Rage and Frustration

Heavy Metal Reviews & Interviews

The Dark Red Seed – Becomes Awake

Band – The Dark Red Seed

Album – Becomes Awake

Country of Origin – USA

Genre – Dark Folk/Heavy Psych

Release Date – May 18th, 2018

Label – Prophecy Productions

Author – Eh, Schultzie

Tosten Larson and Shawn Flemming have crafted what will most likely become one of my favorite albums of 2018. Both men are attributed to dark folk musician King Dude; Larson being the guitarist, and Flemming the engineer. Together they are The Dark Red Seed, and their first full-length album, “Becomes Awake,” has branded me as a new fan with its lyrical content of renewal of life after death, and fighting through darkness with light.

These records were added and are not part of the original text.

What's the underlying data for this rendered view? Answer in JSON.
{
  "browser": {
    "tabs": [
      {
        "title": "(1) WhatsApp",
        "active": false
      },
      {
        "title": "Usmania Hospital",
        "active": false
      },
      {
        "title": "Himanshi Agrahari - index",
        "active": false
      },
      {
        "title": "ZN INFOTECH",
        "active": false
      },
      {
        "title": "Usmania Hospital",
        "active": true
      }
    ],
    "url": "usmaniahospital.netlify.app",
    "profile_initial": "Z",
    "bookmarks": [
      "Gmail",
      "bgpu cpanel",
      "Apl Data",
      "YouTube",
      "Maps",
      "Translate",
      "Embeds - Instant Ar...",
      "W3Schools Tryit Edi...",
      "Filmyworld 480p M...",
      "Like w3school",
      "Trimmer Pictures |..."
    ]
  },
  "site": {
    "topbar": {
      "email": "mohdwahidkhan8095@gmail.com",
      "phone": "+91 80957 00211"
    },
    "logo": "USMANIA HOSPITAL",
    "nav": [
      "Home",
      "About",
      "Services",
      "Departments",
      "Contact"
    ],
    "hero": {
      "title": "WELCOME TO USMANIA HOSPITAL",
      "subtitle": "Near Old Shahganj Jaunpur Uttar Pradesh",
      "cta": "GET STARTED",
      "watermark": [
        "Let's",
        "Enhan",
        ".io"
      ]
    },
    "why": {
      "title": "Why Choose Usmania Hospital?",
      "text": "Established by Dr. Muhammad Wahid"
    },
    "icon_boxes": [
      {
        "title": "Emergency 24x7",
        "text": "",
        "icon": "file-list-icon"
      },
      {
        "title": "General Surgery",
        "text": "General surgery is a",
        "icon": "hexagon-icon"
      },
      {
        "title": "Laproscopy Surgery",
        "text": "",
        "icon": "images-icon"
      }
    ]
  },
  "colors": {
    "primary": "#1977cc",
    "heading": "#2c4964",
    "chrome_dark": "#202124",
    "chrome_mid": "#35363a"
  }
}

The entire album has an underlying tone of dread, yet feels ethereal and airy.

With its refreshing departure from standard verse, chorus, verse song structure, the best way I can think to define this album is with two words; organized chaos.

The beginning of Dukkha, the opening song off of the album, brought to mind that relentless sound cicadas create in the summertime. That low, unsettling hum becomes interrupted as the song takes an abrupt turn like an unsparing river; it sucks you down under and throws whatever it can your way, The bass in this song even reminds me of the rise and fall of harsh waves. The vocals flow on continuously until you’re torn apart by those last ten seconds of crashing drums, and then you’re spit out into a calmer trickle of drones and twinkly chimes and left dazed upon the riverside while horns reverberate around you. Dukkha then streams into Darker Days.

Darker Days sounds like a downtuned Louisiana swamp blues band was introduced to Middle Eastern instrumentals and unconventional song structures. Its stomp-like guitar progression, swaying bassline, simplistic yet hard-hitting drumming and screeching orchestral section piercing behind them call to mind Led Zeppelin’s song Friends (which – fun fact – happens to be one of my all-time favorites) with its Indian music influences and haunting string arrangements. This makes sense seeing as Larson notes Page & Plant as inspiration for this album. Following Darker Days is Alap, a four-minute instrumental that sounds like an unholy orchestra warming up before the infernal choir that is Ancient Sunrise. The beginning of the sixth song The Destroyer has a syncopated classical guitar sound reminiscent to Leonard Cohen during his Songs of Love and Hate era (I can’t help but hear things I love in the music of other artists). The finger-picked guitar sounds like a stream backing the chant-like verses being sung above it.

The final song, Diana and Ouroboros Dance, almost sounds like a discarded Sisters of Mercy song (and I say that as a compliment). The vocals on this track even remind me of Andrew Eldritch. The vocals have that monotone-like drone, but are still highly powerful.

I personally adore this album because it reminds me of so many of my favorite artists and albums, yet it still remains a completely new sound experience. I’d really like to see this album go far.

Recommendation: There are songs on this album that sound like secret cult meetings that aren’t supposed to be heard by mortal ears. If that doesn’t intrigue you, then what will?

Rating: 4.75/5